Hope Through Animals

 New pens at the goat projectMy husband and I first visited the Pokot in 2004 on a medical mission trip and have been leading teams each fall ever since. What an amazing journey the Lord has given us – learning about the Pokot culture, their hearts, their needs, and sharing it with new teams each year. I realize now that this is what He had been preparing me for my whole life.

During my veterinary training, He led this suburban girl to pursue mixed animal medicine. He opened the doors for me to work in the summers on both goat and dairy cattle farms, and my first employment as a veterinarian was a practice that specialized in sheep and goat medicine. When I discovered POM had a goat project, I immediately felt called to it.
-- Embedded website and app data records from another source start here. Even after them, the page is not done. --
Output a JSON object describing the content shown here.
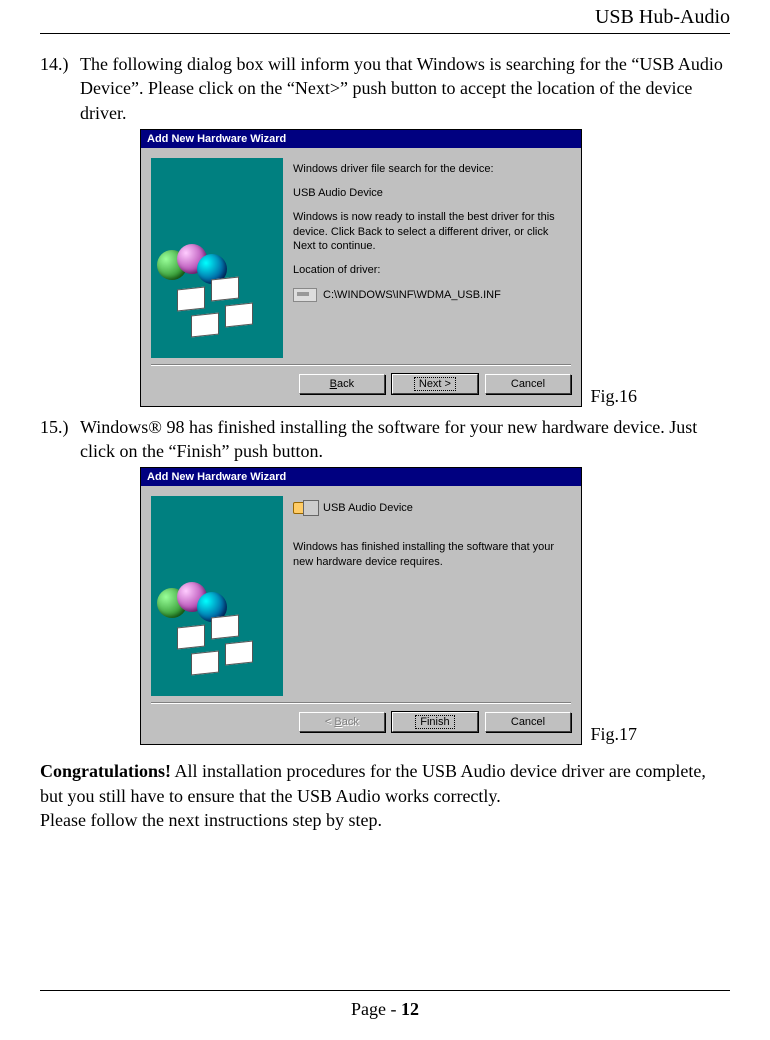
{
  "header": {
    "title": "USB Hub-Audio"
  },
  "steps": {
    "s14": {
      "num": "14.)",
      "text": "The following dialog box will inform you that Windows is searching for the “USB Audio Device”. Please click on the “Next>” push button to accept the location of the device driver."
    },
    "s15": {
      "num": "15.)",
      "text": "Windows® 98 has finished installing the software for your new hardware device. Just click on the “Finish” push button."
    }
  },
  "dialog1": {
    "title": "Add New Hardware Wizard",
    "line1": "Windows driver file search for the device:",
    "device": "USB Audio Device",
    "line2": "Windows is now ready to install the best driver for this device. Click Back to select a different driver, or click Next to continue.",
    "locLabel": "Location of driver:",
    "path": "C:\\WINDOWS\\INF\\WDMA_USB.INF",
    "buttons": {
      "back": "< Back",
      "next": "Next >",
      "cancel": "Cancel"
    },
    "figcap": "Fig.16"
  },
  "dialog2": {
    "title": "Add New Hardware Wizard",
    "device": "USB Audio Device",
    "line1": "Windows has finished installing the software that your new hardware device requires.",
    "buttons": {
      "back": "< Back",
      "finish": "Finish",
      "cancel": "Cancel"
    },
    "figcap": "Fig.17"
  },
  "congrats": {
    "lead": "Congratulations!",
    "rest": " All installation procedures for the USB Audio device driver are complete, but you still have to ensure that the USB Audio works correctly.",
    "follow": "Please follow the next instructions step by step."
  },
  "footer": {
    "prefix": "Page - ",
    "num": "12"
  }
}
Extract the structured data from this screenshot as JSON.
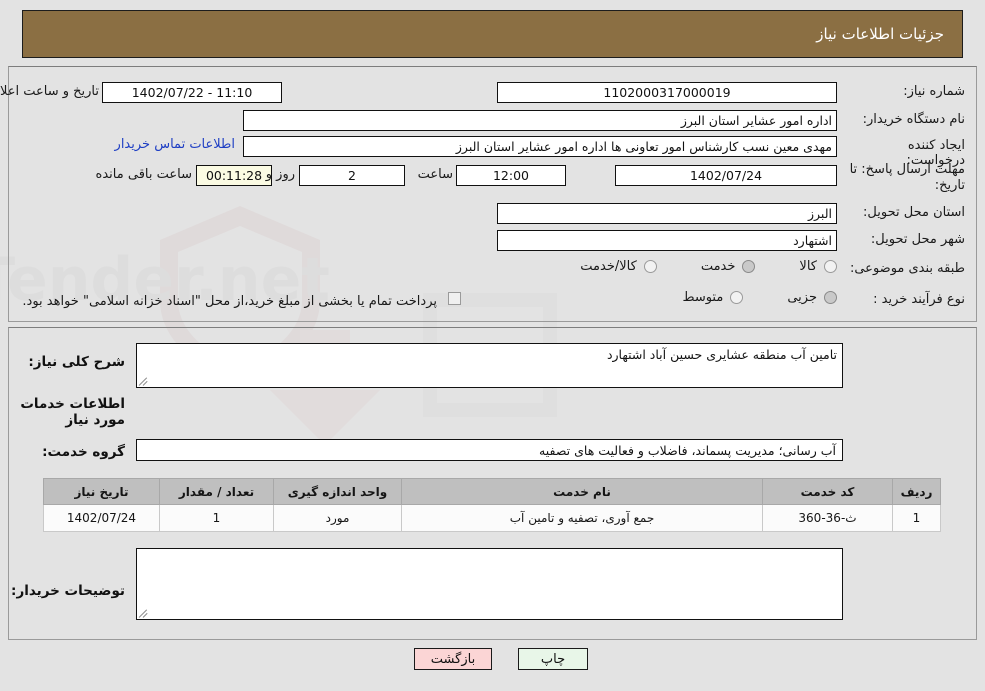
{
  "header": {
    "title": "جزئیات اطلاعات نیاز"
  },
  "top_form": {
    "need_number_label": "شماره نیاز:",
    "need_number_value": "1102000317000019",
    "buyer_org_label": "نام دستگاه خریدار:",
    "buyer_org_value": "اداره امور عشایر استان البرز",
    "creator_label": "ایجاد کننده درخواست:",
    "creator_value": "مهدی معین نسب کارشناس امور تعاونی ها اداره امور عشایر استان البرز",
    "deadline_label": "مهلت ارسال پاسخ: تا تاریخ:",
    "deadline_value": "1402/07/24",
    "hour_label": "ساعت",
    "hour_value": "12:00",
    "days_value": "2",
    "days_label": "روز و",
    "countdown_value": "00:11:28",
    "remaining_label": "ساعت باقی مانده",
    "publish_label": "تاریخ و ساعت اعلان عمومی:",
    "publish_value": "11:10 - 1402/07/22",
    "contact_link": "اطلاعات تماس خریدار",
    "province_label": "استان محل تحویل:",
    "province_value": "البرز",
    "city_label": "شهر محل تحویل:",
    "city_value": "اشتهارد",
    "category_label": "طبقه بندی موضوعی:",
    "category_options": [
      {
        "label": "کالا",
        "selected": false
      },
      {
        "label": "خدمت",
        "selected": true
      },
      {
        "label": "کالا/خدمت",
        "selected": false
      }
    ],
    "process_label": "نوع فرآیند خرید :",
    "process_options": [
      {
        "label": "جزیی",
        "selected": true
      },
      {
        "label": "متوسط",
        "selected": false
      }
    ],
    "treasury_checked": false,
    "treasury_text": "پرداخت تمام یا بخشی از مبلغ خرید،از محل \"اسناد خزانه اسلامی\" خواهد بود."
  },
  "bottom_form": {
    "description_label": "شرح کلی نیاز:",
    "description_value": "تامین آب منطقه عشایری حسین آباد اشتهارد",
    "section_title": "اطلاعات خدمات مورد نیاز",
    "service_group_label": "گروه خدمت:",
    "service_group_value": "آب رسانی؛ مدیریت پسماند، فاضلاب و فعالیت های تصفیه",
    "notes_label": "توضیحات خریدار:",
    "notes_value": ""
  },
  "table": {
    "columns": [
      "ردیف",
      "کد خدمت",
      "نام خدمت",
      "واحد اندازه گیری",
      "تعداد / مقدار",
      "تاریخ نیاز"
    ],
    "rows": [
      {
        "row_no": "1",
        "service_code": "ث-36-360",
        "service_name": "جمع آوری، تصفیه و تامین آب",
        "unit": "مورد",
        "quantity": "1",
        "need_date": "1402/07/24"
      }
    ]
  },
  "footer": {
    "print_label": "چاپ",
    "back_label": "بازگشت"
  },
  "colors": {
    "header_bar": "#8b6f43",
    "page_background": "#e3e3e3",
    "link": "#1f3fc4",
    "table_header": "#bfbfbf",
    "print_button": "#e8f6e8",
    "back_button": "#fbd5d5",
    "countdown_field": "#fbfbe3"
  }
}
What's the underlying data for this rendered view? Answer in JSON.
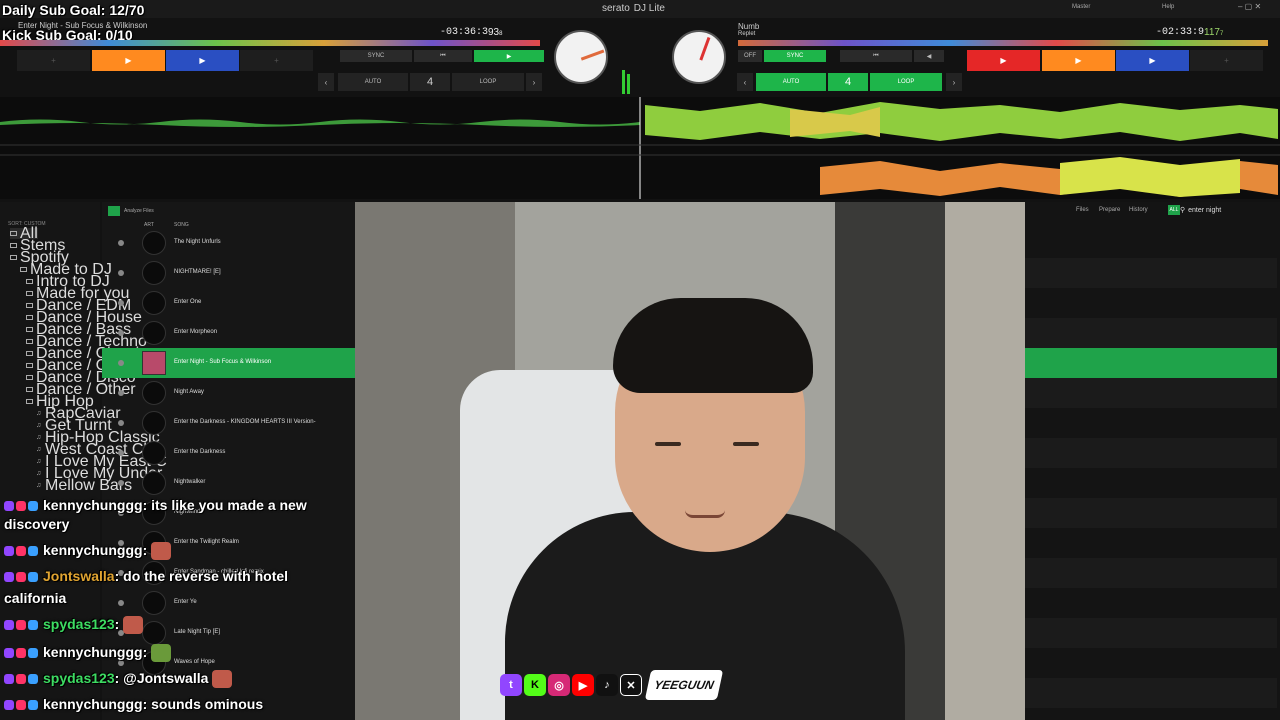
{
  "overlay": {
    "sub_goal": "Daily Sub Goal: 12/70",
    "kick_goal": "Kick Sub Goal: 0/10"
  },
  "app": {
    "logo": "serato",
    "product": "DJ Lite",
    "master_label": "Master",
    "help_label": "Help"
  },
  "deck_left": {
    "title": "Enter Night - Sub Focus & Wilkinson",
    "time": "-03:36:3",
    "bpm": "93",
    "bpm_decimals": "8",
    "sync": "SYNC",
    "auto": "AUTO",
    "loop": "LOOP",
    "loop_size": "4",
    "cue_colors": [
      "#ff8a1f",
      "#2a4fc2"
    ]
  },
  "deck_right": {
    "title": "Numb",
    "artist": "Replet",
    "time": "-02:33:9",
    "bpm": "117",
    "bpm_decimals": "7",
    "sync": "SYNC",
    "off": "OFF",
    "auto": "AUTO",
    "loop": "LOOP",
    "loop_size": "4",
    "cue_colors": [
      "#e52727",
      "#ff8a1f",
      "#2a4fc2"
    ]
  },
  "library": {
    "sort_label": "SORT: CUSTOM",
    "analyze": "Analyze Files",
    "col_art": "ART",
    "col_song": "SONG",
    "tabs": [
      "Files",
      "Prepare",
      "History"
    ],
    "search_value": "enter night",
    "all_toggle": "ALL",
    "sidebar": [
      {
        "label": "All",
        "type": "root"
      },
      {
        "label": "Stems",
        "type": "root"
      },
      {
        "label": "Spotify",
        "type": "root"
      },
      {
        "label": "Made to DJ",
        "type": "folder"
      },
      {
        "label": "Intro to DJ",
        "type": "folder"
      },
      {
        "label": "Made for you",
        "type": "folder"
      },
      {
        "label": "Dance / EDM",
        "type": "folder"
      },
      {
        "label": "Dance / House",
        "type": "folder"
      },
      {
        "label": "Dance / Bass",
        "type": "folder"
      },
      {
        "label": "Dance / Techno",
        "type": "folder"
      },
      {
        "label": "Dance / Classics",
        "type": "folder"
      },
      {
        "label": "Dance / Club",
        "type": "folder"
      },
      {
        "label": "Dance / Disco",
        "type": "folder"
      },
      {
        "label": "Dance / Other",
        "type": "folder"
      },
      {
        "label": "Hip Hop",
        "type": "folder"
      },
      {
        "label": "RapCaviar",
        "type": "playlist"
      },
      {
        "label": "Get Turnt",
        "type": "playlist"
      },
      {
        "label": "Hip-Hop Classic",
        "type": "playlist"
      },
      {
        "label": "West Coast Clas",
        "type": "playlist"
      },
      {
        "label": "I Love My East C",
        "type": "playlist"
      },
      {
        "label": "I Love My Under",
        "type": "playlist"
      },
      {
        "label": "Mellow Bars",
        "type": "playlist"
      }
    ],
    "tracks": [
      "The Night Unfurls",
      "NIGHTMARE! [E]",
      "Enter One",
      "Enter Morpheon",
      "Enter Night - Sub Focus & Wilkinson",
      "Night Away",
      "Enter the Darkness - KINGDOM HEARTS III Version-",
      "Enter the Darkness",
      "Nightwalker",
      "Nightwind",
      "Enter the Twilight Realm",
      "Enter Sandman - chilled lofi remix",
      "Enter Ye",
      "Late Night Tip [E]",
      "Waves of Hope"
    ],
    "selected_track": 4
  },
  "chat": [
    {
      "user": "kennychunggg",
      "message": ": its like you made a new",
      "color": "#ffffff"
    },
    {
      "user": "",
      "message": "discovery",
      "color": "#ffffff"
    },
    {
      "user": "kennychunggg",
      "message": ":",
      "color": "#ffffff"
    },
    {
      "user": "Jontswalla",
      "message": ": do the reverse with hotel",
      "color": "#e0a431"
    },
    {
      "user": "",
      "message": "california",
      "color": "#ffffff"
    },
    {
      "user": "spydas123",
      "message": ":",
      "color": "#3ddc62"
    },
    {
      "user": "kennychunggg",
      "message": ":",
      "color": "#ffffff"
    },
    {
      "user": "spydas123",
      "message": ": @Jontswalla",
      "color": "#3ddc62"
    },
    {
      "user": "kennychunggg",
      "message": ": sounds ominous",
      "color": "#ffffff"
    }
  ],
  "socials": {
    "icons": [
      "twitch-icon",
      "kick-icon",
      "instagram-icon",
      "youtube-icon",
      "tiktok-icon",
      "x-icon"
    ],
    "brand": "YEEGUUN"
  },
  "colors": {
    "accent": "#1fa34a",
    "wave_green": "#5cc24a",
    "wave_yellow": "#d8e34a",
    "wave_orange": "#e68a3a"
  }
}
The Pokot view their livestock very highly. Animals provide meat and milk for the family and serve as currency. Prestige is based on the size of a man’s herd.

The goat project was started approximately 14 years ago as a way to introduce a goat breed that produced more milk and meat into the breeding program to improve upon the small Pokot goats. The people dedicated themselves to its success and benefited from improvements in the community health with a herd that had grown to 200.

We visited the project for the first time in 2009, and were told of its decline. It began when some goats became sick and died, while many were attacked by wild animals through the decaying wooden barn walls. They had no money to purchase medications or rebuild the barns. Water was not available, requiring them to walk half a day to the nearest river bed.

At the time of our visit, there were only about 30 goats left, but the people had not lost hope. They prepared a plan to fulfill their objective to make the project self-sustaining. They thanked us for not forgetting about them. Their faith is an inspiration to me, and I feel greatly blessed that the Lord chose to use me to help in rebuilding the project.

Water in Pokot KenyaGod is amazing, and we have been in awe watching His plan unfold as we visit the site each year. He has given provision to drill a bore-hole for water, to rebuild the barns with steel posts and wire fencing to prevent deterioration, to build a home and latrine for the manager, to provide a manager and have him receive training in animal health care, and to provide the donation of dewormers that has kept the remaining goats healthy.

We were privileged to be able to take part in the project dedication ceremony and hear of the great plans God has put in the hearts of the people for the future of the project. We were very honored that the community appointed us Pokot elders for our ten years of serving the Pokot and our commitment to the goat project . We are excited to see what God has planned for the future of the project and pray that we will be able to continue to play a part in returning it to its original success. Are you called to help others?